Component data from apps and pages
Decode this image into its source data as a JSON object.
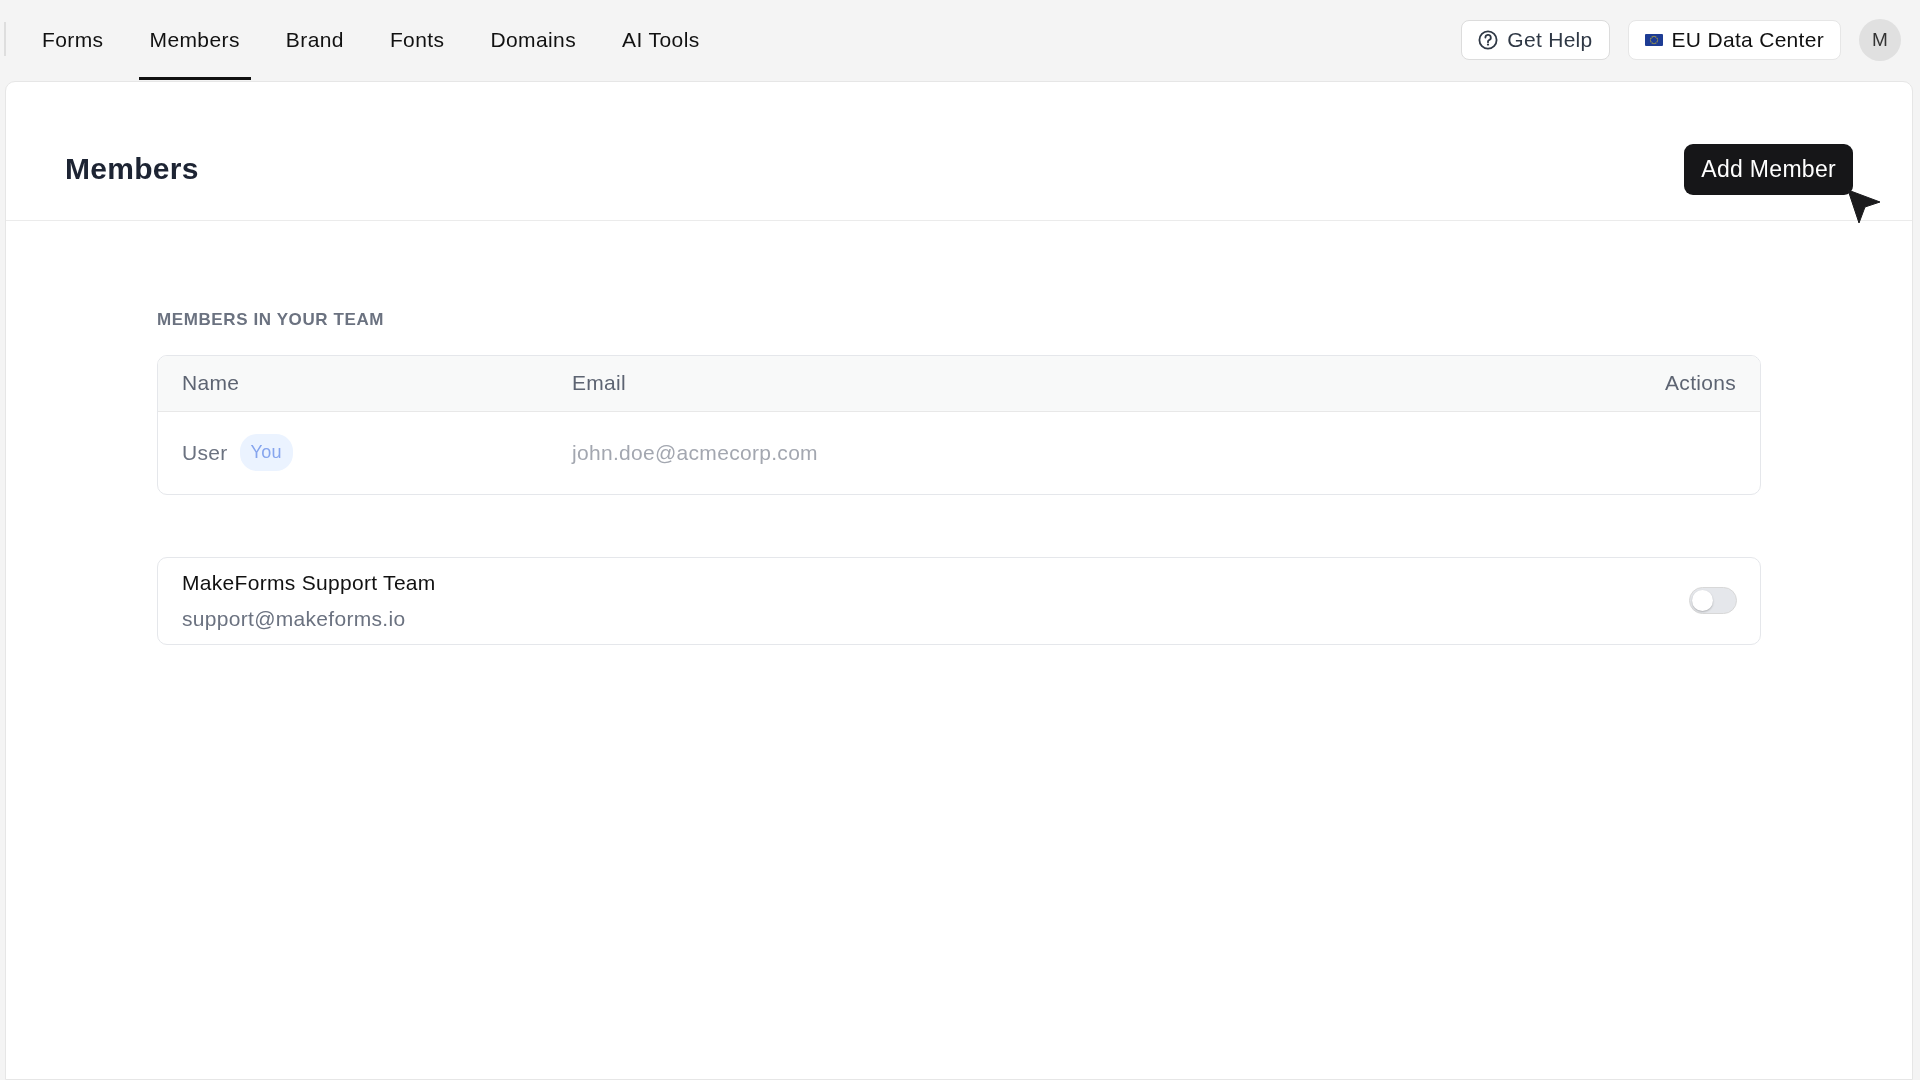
{
  "nav": {
    "tabs": [
      {
        "label": "Forms",
        "selected": false
      },
      {
        "label": "Members",
        "selected": true
      },
      {
        "label": "Brand",
        "selected": false
      },
      {
        "label": "Fonts",
        "selected": false
      },
      {
        "label": "Domains",
        "selected": false
      },
      {
        "label": "AI Tools",
        "selected": false
      }
    ],
    "help_button": {
      "label": "Get Help"
    },
    "region_button": {
      "label": "EU Data Center"
    },
    "avatar": {
      "initial": "M"
    }
  },
  "page": {
    "title": "Members",
    "add_button": {
      "label": "Add Member"
    }
  },
  "section": {
    "heading": "MEMBERS IN YOUR TEAM"
  },
  "table": {
    "columns": [
      "Name",
      "Email",
      "Actions"
    ],
    "rows": [
      {
        "name": "User",
        "badge": "You",
        "email": "john.doe@acmecorp.com"
      }
    ]
  },
  "support_access": {
    "name": "MakeForms Support Team",
    "email": "support@makeforms.io",
    "on": false
  }
}
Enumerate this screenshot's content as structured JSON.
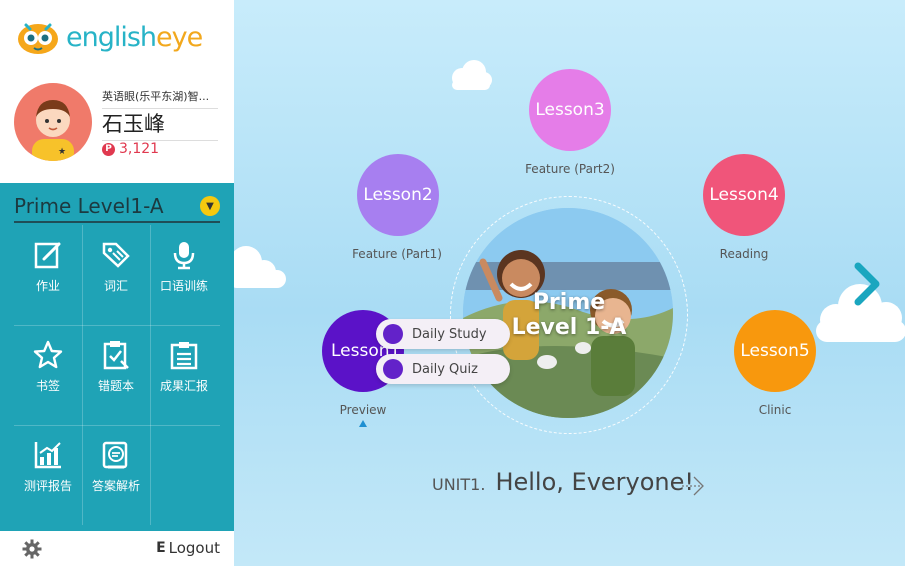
{
  "brand": {
    "logo_english": "english",
    "logo_eye": "eye",
    "accent": "#1fa3b6"
  },
  "profile": {
    "school": "英语眼(乐平东湖)智...",
    "name": "石玉峰",
    "points_badge": "P",
    "points": "3,121"
  },
  "level_selector": {
    "label": "Prime Level1-A"
  },
  "menu": [
    {
      "label": "作业",
      "icon": "homework-icon"
    },
    {
      "label": "词汇",
      "icon": "vocabulary-tag-icon"
    },
    {
      "label": "口语训练",
      "icon": "microphone-icon"
    },
    {
      "label": "书签",
      "icon": "star-icon"
    },
    {
      "label": "错题本",
      "icon": "clipboard-check-icon"
    },
    {
      "label": "成果汇报",
      "icon": "report-list-icon"
    },
    {
      "label": "测评报告",
      "icon": "chart-icon"
    },
    {
      "label": "答案解析",
      "icon": "answer-book-icon"
    }
  ],
  "footer": {
    "logout_icon": "E",
    "logout": "Logout"
  },
  "lessons": {
    "lesson1": {
      "label": "Lesson1",
      "sub": "Preview",
      "color": "#5b12c8"
    },
    "lesson2": {
      "label": "Lesson2",
      "sub": "Feature (Part1)",
      "color": "#a77ff0"
    },
    "lesson3": {
      "label": "Lesson3",
      "sub": "Feature (Part2)",
      "color": "#e57de8"
    },
    "lesson4": {
      "label": "Lesson4",
      "sub": "Reading",
      "color": "#f0557a"
    },
    "lesson5": {
      "label": "Lesson5",
      "sub": "Clinic",
      "color": "#f8980d"
    }
  },
  "center": {
    "title_line1": "Prime",
    "title_line2": "Level 1-A"
  },
  "popup": {
    "daily_study": "Daily Study",
    "daily_quiz": "Daily Quiz"
  },
  "unit": {
    "number": "UNIT1.",
    "title": "Hello, Everyone!"
  }
}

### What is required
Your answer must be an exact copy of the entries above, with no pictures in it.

### Answer below
Decode this image into its source data as a JSON object.
{
  "nav": {
    "tabs": [
      {
        "label": "Forms",
        "selected": false
      },
      {
        "label": "Members",
        "selected": true
      },
      {
        "label": "Brand",
        "selected": false
      },
      {
        "label": "Fonts",
        "selected": false
      },
      {
        "label": "Domains",
        "selected": false
      },
      {
        "label": "AI Tools",
        "selected": false
      }
    ],
    "help_button": {
      "label": "Get Help"
    },
    "region_button": {
      "label": "EU Data Center"
    },
    "avatar": {
      "initial": "M"
    }
  },
  "page": {
    "title": "Members",
    "add_button": {
      "label": "Add Member"
    }
  },
  "section": {
    "heading": "MEMBERS IN YOUR TEAM"
  },
  "table": {
    "columns": [
      "Name",
      "Email",
      "Actions"
    ],
    "rows": [
      {
        "name": "User",
        "badge": "You",
        "email": "john.doe@acmecorp.com"
      }
    ]
  },
  "support_access": {
    "name": "MakeForms Support Team",
    "email": "support@makeforms.io",
    "on": false
  }
}
Enumerate this screenshot's content as structured JSON.
{
  "brand": {
    "logo_english": "english",
    "logo_eye": "eye",
    "accent": "#1fa3b6"
  },
  "profile": {
    "school": "英语眼(乐平东湖)智...",
    "name": "石玉峰",
    "points_badge": "P",
    "points": "3,121"
  },
  "level_selector": {
    "label": "Prime Level1-A"
  },
  "menu": [
    {
      "label": "作业",
      "icon": "homework-icon"
    },
    {
      "label": "词汇",
      "icon": "vocabulary-tag-icon"
    },
    {
      "label": "口语训练",
      "icon": "microphone-icon"
    },
    {
      "label": "书签",
      "icon": "star-icon"
    },
    {
      "label": "错题本",
      "icon": "clipboard-check-icon"
    },
    {
      "label": "成果汇报",
      "icon": "report-list-icon"
    },
    {
      "label": "测评报告",
      "icon": "chart-icon"
    },
    {
      "label": "答案解析",
      "icon": "answer-book-icon"
    }
  ],
  "footer": {
    "logout_icon": "E",
    "logout": "Logout"
  },
  "lessons": {
    "lesson1": {
      "label": "Lesson1",
      "sub": "Preview",
      "color": "#5b12c8"
    },
    "lesson2": {
      "label": "Lesson2",
      "sub": "Feature (Part1)",
      "color": "#a77ff0"
    },
    "lesson3": {
      "label": "Lesson3",
      "sub": "Feature (Part2)",
      "color": "#e57de8"
    },
    "lesson4": {
      "label": "Lesson4",
      "sub": "Reading",
      "color": "#f0557a"
    },
    "lesson5": {
      "label": "Lesson5",
      "sub": "Clinic",
      "color": "#f8980d"
    }
  },
  "center": {
    "title_line1": "Prime",
    "title_line2": "Level 1-A"
  },
  "popup": {
    "daily_study": "Daily Study",
    "daily_quiz": "Daily Quiz"
  },
  "unit": {
    "number": "UNIT1.",
    "title": "Hello, Everyone!"
  }
}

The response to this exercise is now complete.